[Task instructions]: When you reproduce the listing below, keep every entry exactly as written.

******************************

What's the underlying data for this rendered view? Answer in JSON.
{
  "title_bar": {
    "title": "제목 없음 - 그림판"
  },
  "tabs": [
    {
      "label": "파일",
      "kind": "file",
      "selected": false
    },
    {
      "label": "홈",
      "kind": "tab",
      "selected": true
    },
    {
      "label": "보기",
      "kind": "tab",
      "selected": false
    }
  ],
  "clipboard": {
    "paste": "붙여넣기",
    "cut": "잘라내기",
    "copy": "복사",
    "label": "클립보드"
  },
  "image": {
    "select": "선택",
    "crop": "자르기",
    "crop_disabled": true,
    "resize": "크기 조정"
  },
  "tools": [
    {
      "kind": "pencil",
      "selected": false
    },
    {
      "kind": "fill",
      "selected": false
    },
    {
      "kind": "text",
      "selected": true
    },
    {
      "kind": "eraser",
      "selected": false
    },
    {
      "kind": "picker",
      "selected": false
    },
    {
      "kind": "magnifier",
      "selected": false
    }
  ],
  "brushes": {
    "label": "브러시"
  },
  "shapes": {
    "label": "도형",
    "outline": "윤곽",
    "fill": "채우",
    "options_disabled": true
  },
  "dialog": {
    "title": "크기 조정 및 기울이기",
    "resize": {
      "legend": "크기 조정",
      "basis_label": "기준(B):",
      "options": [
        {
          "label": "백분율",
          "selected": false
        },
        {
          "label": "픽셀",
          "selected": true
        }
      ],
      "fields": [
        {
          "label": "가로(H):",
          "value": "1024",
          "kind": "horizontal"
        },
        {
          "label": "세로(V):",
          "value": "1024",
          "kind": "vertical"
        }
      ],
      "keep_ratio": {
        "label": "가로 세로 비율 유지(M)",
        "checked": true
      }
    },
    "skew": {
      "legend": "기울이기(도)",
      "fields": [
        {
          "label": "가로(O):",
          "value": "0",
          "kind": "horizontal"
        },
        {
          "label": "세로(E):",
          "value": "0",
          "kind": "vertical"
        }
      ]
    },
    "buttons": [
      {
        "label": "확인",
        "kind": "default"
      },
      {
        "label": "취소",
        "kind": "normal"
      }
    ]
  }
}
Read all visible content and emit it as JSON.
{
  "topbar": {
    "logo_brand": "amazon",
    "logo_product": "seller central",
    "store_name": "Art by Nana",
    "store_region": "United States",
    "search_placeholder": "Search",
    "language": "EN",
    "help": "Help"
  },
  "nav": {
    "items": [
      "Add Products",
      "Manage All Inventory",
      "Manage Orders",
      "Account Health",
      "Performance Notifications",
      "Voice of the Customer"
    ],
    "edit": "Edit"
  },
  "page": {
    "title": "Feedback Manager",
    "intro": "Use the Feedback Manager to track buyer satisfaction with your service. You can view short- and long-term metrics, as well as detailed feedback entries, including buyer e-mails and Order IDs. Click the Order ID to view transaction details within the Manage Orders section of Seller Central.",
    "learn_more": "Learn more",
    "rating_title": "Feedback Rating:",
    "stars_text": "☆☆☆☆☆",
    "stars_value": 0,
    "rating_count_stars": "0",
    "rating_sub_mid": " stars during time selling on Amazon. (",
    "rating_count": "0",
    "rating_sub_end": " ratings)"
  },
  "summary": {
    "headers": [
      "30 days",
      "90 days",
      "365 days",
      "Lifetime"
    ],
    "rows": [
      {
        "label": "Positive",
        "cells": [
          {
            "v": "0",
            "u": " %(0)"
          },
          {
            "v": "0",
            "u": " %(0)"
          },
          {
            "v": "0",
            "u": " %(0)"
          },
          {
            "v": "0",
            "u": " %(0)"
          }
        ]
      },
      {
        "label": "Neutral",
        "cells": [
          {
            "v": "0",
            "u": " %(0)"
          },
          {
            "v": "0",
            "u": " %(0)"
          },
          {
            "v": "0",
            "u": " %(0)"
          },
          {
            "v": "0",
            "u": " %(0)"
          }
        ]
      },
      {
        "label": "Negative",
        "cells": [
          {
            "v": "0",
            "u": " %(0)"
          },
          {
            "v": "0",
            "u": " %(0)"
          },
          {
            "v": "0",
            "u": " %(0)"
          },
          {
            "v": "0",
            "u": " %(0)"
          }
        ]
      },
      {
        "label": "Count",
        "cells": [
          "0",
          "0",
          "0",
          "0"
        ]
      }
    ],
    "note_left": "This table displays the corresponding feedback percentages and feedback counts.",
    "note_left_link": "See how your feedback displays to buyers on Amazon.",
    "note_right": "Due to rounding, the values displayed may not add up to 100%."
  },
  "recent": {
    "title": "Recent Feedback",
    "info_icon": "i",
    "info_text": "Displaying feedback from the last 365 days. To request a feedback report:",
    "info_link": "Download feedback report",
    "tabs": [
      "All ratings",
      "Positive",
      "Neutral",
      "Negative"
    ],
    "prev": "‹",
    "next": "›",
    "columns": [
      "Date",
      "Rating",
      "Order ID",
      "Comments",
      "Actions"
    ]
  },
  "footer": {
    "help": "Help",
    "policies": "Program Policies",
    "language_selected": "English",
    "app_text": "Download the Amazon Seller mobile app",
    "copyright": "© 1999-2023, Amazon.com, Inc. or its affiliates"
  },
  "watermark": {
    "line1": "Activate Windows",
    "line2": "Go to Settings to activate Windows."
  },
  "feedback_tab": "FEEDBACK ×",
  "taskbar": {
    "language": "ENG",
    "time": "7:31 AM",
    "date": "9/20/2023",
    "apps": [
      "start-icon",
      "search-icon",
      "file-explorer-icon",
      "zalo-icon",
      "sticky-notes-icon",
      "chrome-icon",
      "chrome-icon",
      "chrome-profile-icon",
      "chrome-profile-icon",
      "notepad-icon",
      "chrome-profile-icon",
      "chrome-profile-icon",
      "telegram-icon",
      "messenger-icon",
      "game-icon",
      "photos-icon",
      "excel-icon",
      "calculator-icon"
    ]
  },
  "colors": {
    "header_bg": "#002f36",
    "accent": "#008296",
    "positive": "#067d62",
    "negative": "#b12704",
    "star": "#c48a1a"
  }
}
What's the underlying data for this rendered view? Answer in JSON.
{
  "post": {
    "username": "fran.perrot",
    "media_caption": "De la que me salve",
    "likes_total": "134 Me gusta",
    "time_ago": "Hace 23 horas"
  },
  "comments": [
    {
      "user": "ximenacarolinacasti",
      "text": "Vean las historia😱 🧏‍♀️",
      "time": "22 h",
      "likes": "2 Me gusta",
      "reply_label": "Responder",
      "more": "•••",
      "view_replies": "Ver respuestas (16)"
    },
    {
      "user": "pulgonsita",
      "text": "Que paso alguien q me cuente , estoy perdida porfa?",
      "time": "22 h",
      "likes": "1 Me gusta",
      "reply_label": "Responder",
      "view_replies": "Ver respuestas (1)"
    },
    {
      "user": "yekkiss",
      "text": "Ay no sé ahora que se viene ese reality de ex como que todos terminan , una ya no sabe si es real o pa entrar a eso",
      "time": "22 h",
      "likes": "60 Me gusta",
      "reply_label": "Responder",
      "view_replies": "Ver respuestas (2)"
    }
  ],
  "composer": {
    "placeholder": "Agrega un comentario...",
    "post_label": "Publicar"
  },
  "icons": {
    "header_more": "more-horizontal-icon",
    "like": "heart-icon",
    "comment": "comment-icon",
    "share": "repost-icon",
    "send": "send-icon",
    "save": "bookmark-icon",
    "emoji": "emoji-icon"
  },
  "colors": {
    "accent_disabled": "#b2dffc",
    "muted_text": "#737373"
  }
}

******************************

[Completed exercise]:
What's the underlying data for this rendered view? Answer in JSON.
{
  "title_bar": {
    "title": "제목 없음 - 그림판"
  },
  "tabs": [
    {
      "label": "파일",
      "kind": "file",
      "selected": false
    },
    {
      "label": "홈",
      "kind": "tab",
      "selected": true
    },
    {
      "label": "보기",
      "kind": "tab",
      "selected": false
    }
  ],
  "clipboard": {
    "paste": "붙여넣기",
    "cut": "잘라내기",
    "copy": "복사",
    "label": "클립보드"
  },
  "image": {
    "select": "선택",
    "crop": "자르기",
    "crop_disabled": true,
    "resize": "크기 조정"
  },
  "tools": [
    {
      "kind": "pencil",
      "selected": false
    },
    {
      "kind": "fill",
      "selected": false
    },
    {
      "kind": "text",
      "selected": true
    },
    {
      "kind": "eraser",
      "selected": false
    },
    {
      "kind": "picker",
      "selected": false
    },
    {
      "kind": "magnifier",
      "selected": false
    }
  ],
  "brushes": {
    "label": "브러시"
  },
  "shapes": {
    "label": "도형",
    "outline": "윤곽",
    "fill": "채우",
    "options_disabled": true
  },
  "dialog": {
    "title": "크기 조정 및 기울이기",
    "resize": {
      "legend": "크기 조정",
      "basis_label": "기준(B):",
      "options": [
        {
          "label": "백분율",
          "selected": false
        },
        {
          "label": "픽셀",
          "selected": true
        }
      ],
      "fields": [
        {
          "label": "가로(H):",
          "value": "1024",
          "kind": "horizontal"
        },
        {
          "label": "세로(V):",
          "value": "1024",
          "kind": "vertical"
        }
      ],
      "keep_ratio": {
        "label": "가로 세로 비율 유지(M)",
        "checked": true
      }
    },
    "skew": {
      "legend": "기울이기(도)",
      "fields": [
        {
          "label": "가로(O):",
          "value": "0",
          "kind": "horizontal"
        },
        {
          "label": "세로(E):",
          "value": "0",
          "kind": "vertical"
        }
      ]
    },
    "buttons": [
      {
        "label": "확인",
        "kind": "default"
      },
      {
        "label": "취소",
        "kind": "normal"
      }
    ]
  }
}
Read all visible content and emit it as JSON.
{
  "topbar": {
    "logo_brand": "amazon",
    "logo_product": "seller central",
    "store_name": "Art by Nana",
    "store_region": "United States",
    "search_placeholder": "Search",
    "language": "EN",
    "help": "Help"
  },
  "nav": {
    "items": [
      "Add Products",
      "Manage All Inventory",
      "Manage Orders",
      "Account Health",
      "Performance Notifications",
      "Voice of the Customer"
    ],
    "edit": "Edit"
  },
  "page": {
    "title": "Feedback Manager",
    "intro": "Use the Feedback Manager to track buyer satisfaction with your service. You can view short- and long-term metrics, as well as detailed feedback entries, including buyer e-mails and Order IDs. Click the Order ID to view transaction details within the Manage Orders section of Seller Central.",
    "learn_more": "Learn more",
    "rating_title": "Feedback Rating:",
    "stars_text": "☆☆☆☆☆",
    "stars_value": 0,
    "rating_count_stars": "0",
    "rating_sub_mid": " stars during time selling on Amazon. (",
    "rating_count": "0",
    "rating_sub_end": " ratings)"
  },
  "summary": {
    "headers": [
      "30 days",
      "90 days",
      "365 days",
      "Lifetime"
    ],
    "rows": [
      {
        "label": "Positive",
        "cells": [
          {
            "v": "0",
            "u": " %(0)"
          },
          {
            "v": "0",
            "u": " %(0)"
          },
          {
            "v": "0",
            "u": " %(0)"
          },
          {
            "v": "0",
            "u": " %(0)"
          }
        ]
      },
      {
        "label": "Neutral",
        "cells": [
          {
            "v": "0",
            "u": " %(0)"
          },
          {
            "v": "0",
            "u": " %(0)"
          },
          {
            "v": "0",
            "u": " %(0)"
          },
          {
            "v": "0",
            "u": " %(0)"
          }
        ]
      },
      {
        "label": "Negative",
        "cells": [
          {
            "v": "0",
            "u": " %(0)"
          },
          {
            "v": "0",
            "u": " %(0)"
          },
          {
            "v": "0",
            "u": " %(0)"
          },
          {
            "v": "0",
            "u": " %(0)"
          }
        ]
      },
      {
        "label": "Count",
        "cells": [
          "0",
          "0",
          "0",
          "0"
        ]
      }
    ],
    "note_left": "This table displays the corresponding feedback percentages and feedback counts.",
    "note_left_link": "See how your feedback displays to buyers on Amazon.",
    "note_right": "Due to rounding, the values displayed may not add up to 100%."
  },
  "recent": {
    "title": "Recent Feedback",
    "info_icon": "i",
    "info_text": "Displaying feedback from the last 365 days. To request a feedback report:",
    "info_link": "Download feedback report",
    "tabs": [
      "All ratings",
      "Positive",
      "Neutral",
      "Negative"
    ],
    "prev": "‹",
    "next": "›",
    "columns": [
      "Date",
      "Rating",
      "Order ID",
      "Comments",
      "Actions"
    ]
  },
  "footer": {
    "help": "Help",
    "policies": "Program Policies",
    "language_selected": "English",
    "app_text": "Download the Amazon Seller mobile app",
    "copyright": "© 1999-2023, Amazon.com, Inc. or its affiliates"
  },
  "watermark": {
    "line1": "Activate Windows",
    "line2": "Go to Settings to activate Windows."
  },
  "feedback_tab": "FEEDBACK ×",
  "taskbar": {
    "language": "ENG",
    "time": "7:31 AM",
    "date": "9/20/2023",
    "apps": [
      "start-icon",
      "search-icon",
      "file-explorer-icon",
      "zalo-icon",
      "sticky-notes-icon",
      "chrome-icon",
      "chrome-icon",
      "chrome-profile-icon",
      "chrome-profile-icon",
      "notepad-icon",
      "chrome-profile-icon",
      "chrome-profile-icon",
      "telegram-icon",
      "messenger-icon",
      "game-icon",
      "photos-icon",
      "excel-icon",
      "calculator-icon"
    ]
  },
  "colors": {
    "header_bg": "#002f36",
    "accent": "#008296",
    "positive": "#067d62",
    "negative": "#b12704",
    "star": "#c48a1a"
  }
}
What's the underlying data for this rendered view? Answer in JSON.
{
  "post": {
    "username": "fran.perrot",
    "media_caption": "De la que me salve",
    "likes_total": "134 Me gusta",
    "time_ago": "Hace 23 horas"
  },
  "comments": [
    {
      "user": "ximenacarolinacasti",
      "text": "Vean las historia😱 🧏‍♀️",
      "time": "22 h",
      "likes": "2 Me gusta",
      "reply_label": "Responder",
      "more": "•••",
      "view_replies": "Ver respuestas (16)"
    },
    {
      "user": "pulgonsita",
      "text": "Que paso alguien q me cuente , estoy perdida porfa?",
      "time": "22 h",
      "likes": "1 Me gusta",
      "reply_label": "Responder",
      "view_replies": "Ver respuestas (1)"
    },
    {
      "user": "yekkiss",
      "text": "Ay no sé ahora que se viene ese reality de ex como que todos terminan , una ya no sabe si es real o pa entrar a eso",
      "time": "22 h",
      "likes": "60 Me gusta",
      "reply_label": "Responder",
      "view_replies": "Ver respuestas (2)"
    }
  ],
  "composer": {
    "placeholder": "Agrega un comentario...",
    "post_label": "Publicar"
  },
  "icons": {
    "header_more": "more-horizontal-icon",
    "like": "heart-icon",
    "comment": "comment-icon",
    "share": "repost-icon",
    "send": "send-icon",
    "save": "bookmark-icon",
    "emoji": "emoji-icon"
  },
  "colors": {
    "accent_disabled": "#b2dffc",
    "muted_text": "#737373"
  }
}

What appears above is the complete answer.